A lot has changed since 2014. The alt-right have been given a platform, Bake-Off has moved to Channel 4, and the indie scene is no longer simply about denim jackets and angsty guitars. Walking on stage in full 70’s aesthetic (flared trousers included) and their newly found saxophone in hand after a 3-year hiatus, this was a night that marked change. Childhood have emerged from the psych-infused indie pop of the early 2010s, and into something far more compelling.
During ‘Don’t Have Me Back’, we’re gifted with a sax vs. vocals vs. therestoftheband battle, in which no inch of the room is left untouched by this majestic onslaught. Despite having to restart the song after being out of time with each other, this is a high of the night, with the result being a moment of pure euphoria. The band’s introduction of a saxophone into their track listing tied the night together, and created a seamless flow between the likes of ‘Cameo’ and ‘Californian Light’ – featuring an impressive soul-infused falsetto from frontman Ben Roman Hopcraft.

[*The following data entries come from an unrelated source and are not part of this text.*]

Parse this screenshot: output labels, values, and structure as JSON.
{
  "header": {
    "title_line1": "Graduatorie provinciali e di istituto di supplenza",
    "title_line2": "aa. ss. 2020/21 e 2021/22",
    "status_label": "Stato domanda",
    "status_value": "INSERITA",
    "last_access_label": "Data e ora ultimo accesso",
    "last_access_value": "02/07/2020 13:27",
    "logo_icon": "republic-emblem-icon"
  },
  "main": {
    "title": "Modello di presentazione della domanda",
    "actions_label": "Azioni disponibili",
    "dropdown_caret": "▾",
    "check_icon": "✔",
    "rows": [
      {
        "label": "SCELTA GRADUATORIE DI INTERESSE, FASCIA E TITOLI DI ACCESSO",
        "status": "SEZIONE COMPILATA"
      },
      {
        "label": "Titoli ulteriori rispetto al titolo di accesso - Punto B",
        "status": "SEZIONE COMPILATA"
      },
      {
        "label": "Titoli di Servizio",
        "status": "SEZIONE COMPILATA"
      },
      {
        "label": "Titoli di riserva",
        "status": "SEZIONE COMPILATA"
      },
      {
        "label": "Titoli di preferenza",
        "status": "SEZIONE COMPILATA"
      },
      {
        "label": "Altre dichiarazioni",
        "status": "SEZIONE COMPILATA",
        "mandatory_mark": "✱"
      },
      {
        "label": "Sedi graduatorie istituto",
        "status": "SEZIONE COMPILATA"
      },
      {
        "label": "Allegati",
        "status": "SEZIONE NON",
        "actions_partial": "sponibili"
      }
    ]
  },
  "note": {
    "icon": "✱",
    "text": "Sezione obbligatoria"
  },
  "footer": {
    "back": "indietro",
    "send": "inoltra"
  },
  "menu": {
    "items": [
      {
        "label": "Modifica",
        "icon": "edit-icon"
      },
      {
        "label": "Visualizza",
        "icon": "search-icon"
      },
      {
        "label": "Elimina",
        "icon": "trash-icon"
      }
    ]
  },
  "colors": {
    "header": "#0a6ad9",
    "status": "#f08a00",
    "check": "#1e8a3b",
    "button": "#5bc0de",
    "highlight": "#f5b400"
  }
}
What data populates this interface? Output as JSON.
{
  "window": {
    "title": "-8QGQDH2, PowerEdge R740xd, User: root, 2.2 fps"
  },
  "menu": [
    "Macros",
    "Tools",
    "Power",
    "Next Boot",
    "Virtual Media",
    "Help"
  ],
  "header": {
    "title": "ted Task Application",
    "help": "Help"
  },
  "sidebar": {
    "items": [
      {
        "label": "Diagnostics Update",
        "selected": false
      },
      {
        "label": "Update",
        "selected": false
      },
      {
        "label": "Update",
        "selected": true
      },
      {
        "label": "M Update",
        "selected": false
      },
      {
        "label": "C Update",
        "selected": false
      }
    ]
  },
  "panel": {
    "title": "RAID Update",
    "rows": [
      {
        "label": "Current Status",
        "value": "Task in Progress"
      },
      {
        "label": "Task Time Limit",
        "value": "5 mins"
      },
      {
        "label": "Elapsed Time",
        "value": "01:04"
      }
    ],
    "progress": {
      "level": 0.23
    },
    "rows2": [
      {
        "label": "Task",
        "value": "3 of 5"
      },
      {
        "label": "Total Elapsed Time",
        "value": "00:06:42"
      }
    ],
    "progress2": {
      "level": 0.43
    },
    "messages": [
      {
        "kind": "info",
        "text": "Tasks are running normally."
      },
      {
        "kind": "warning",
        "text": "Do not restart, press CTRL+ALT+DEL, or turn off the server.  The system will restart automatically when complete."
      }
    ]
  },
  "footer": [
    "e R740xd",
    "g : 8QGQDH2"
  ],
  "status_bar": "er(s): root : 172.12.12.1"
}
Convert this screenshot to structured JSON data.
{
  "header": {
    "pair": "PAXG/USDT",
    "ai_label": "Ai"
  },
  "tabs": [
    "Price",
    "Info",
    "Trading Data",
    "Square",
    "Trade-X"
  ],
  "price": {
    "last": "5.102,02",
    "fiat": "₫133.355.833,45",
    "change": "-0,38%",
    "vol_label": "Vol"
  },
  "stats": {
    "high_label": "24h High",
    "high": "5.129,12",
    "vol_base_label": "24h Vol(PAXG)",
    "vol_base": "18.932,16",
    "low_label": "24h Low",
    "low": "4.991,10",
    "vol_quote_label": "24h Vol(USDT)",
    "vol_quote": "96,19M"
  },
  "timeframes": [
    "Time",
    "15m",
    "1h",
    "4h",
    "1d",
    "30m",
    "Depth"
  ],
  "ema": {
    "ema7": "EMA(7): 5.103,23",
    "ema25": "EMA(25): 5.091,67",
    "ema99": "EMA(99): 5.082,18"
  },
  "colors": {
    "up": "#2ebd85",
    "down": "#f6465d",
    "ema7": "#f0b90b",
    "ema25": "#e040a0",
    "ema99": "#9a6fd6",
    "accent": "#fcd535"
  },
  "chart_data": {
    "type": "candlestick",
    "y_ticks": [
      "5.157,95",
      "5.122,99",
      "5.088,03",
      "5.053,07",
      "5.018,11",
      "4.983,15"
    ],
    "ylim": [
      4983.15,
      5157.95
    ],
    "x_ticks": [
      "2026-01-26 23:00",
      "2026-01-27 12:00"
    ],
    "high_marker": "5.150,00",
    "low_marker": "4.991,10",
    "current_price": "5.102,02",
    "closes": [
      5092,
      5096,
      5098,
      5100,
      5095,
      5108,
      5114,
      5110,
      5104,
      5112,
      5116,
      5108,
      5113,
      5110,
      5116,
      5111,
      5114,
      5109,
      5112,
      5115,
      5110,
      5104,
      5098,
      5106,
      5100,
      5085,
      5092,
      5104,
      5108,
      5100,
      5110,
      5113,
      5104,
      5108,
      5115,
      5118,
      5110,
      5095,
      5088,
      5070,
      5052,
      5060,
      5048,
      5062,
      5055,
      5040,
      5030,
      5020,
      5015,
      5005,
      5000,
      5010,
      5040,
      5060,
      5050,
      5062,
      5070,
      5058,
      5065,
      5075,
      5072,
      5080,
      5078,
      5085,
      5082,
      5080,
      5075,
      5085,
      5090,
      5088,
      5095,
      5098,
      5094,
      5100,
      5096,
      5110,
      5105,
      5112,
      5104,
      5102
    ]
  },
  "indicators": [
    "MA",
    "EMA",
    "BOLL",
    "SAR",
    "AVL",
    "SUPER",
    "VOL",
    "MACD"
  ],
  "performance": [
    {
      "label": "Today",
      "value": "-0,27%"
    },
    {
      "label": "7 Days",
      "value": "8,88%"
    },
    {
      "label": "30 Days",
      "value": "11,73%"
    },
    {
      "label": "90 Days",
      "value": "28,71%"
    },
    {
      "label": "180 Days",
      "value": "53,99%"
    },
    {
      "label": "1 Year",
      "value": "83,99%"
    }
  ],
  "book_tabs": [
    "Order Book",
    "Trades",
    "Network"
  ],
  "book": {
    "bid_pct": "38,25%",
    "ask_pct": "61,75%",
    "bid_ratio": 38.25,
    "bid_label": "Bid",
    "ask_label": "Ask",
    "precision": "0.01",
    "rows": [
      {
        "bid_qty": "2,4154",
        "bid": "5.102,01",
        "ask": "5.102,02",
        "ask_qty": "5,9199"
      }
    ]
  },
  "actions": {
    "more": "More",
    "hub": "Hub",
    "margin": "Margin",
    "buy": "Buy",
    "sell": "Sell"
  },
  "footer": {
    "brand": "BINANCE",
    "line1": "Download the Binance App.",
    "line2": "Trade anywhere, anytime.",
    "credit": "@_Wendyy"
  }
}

Perhaps to highlight their break from the past, tonight mainly showcased Childhood’s new material. While their old material certainly had a different tone to their newer tracks, the likes of ‘Blue Velvet’ and encore ‘Solemn Skies’ proved an audience hit: still as charming, still as catchy, and definitely still as fun as when they first were when first released five years ago.
This was a gig that was exploding at the edges with charm and colour, so it was disappointing to see the Social Club only half full. Closing song ‘Understanding’ certainly felt designed to knock out a large standing crowd. Initially feeling a tad exposed in this intimate atmosphere, the band injected a much-needed psych-meets-soul instrumental which transformed this summer breeze haze of sound into a wall of roaring buoyancy. With the pink and purple lights flooding the room, you were certainly picked up on Childhood’s magic carpet ride of oozing groove.
This was a night of universal highs, flared trousers, and sophisticated groove. Childhood have swapped the charity-shop chic for 70s sophistication, and we are greeted with a band that look like they are having as much fun on stage, as we are off.
Feature Image: Louder Than War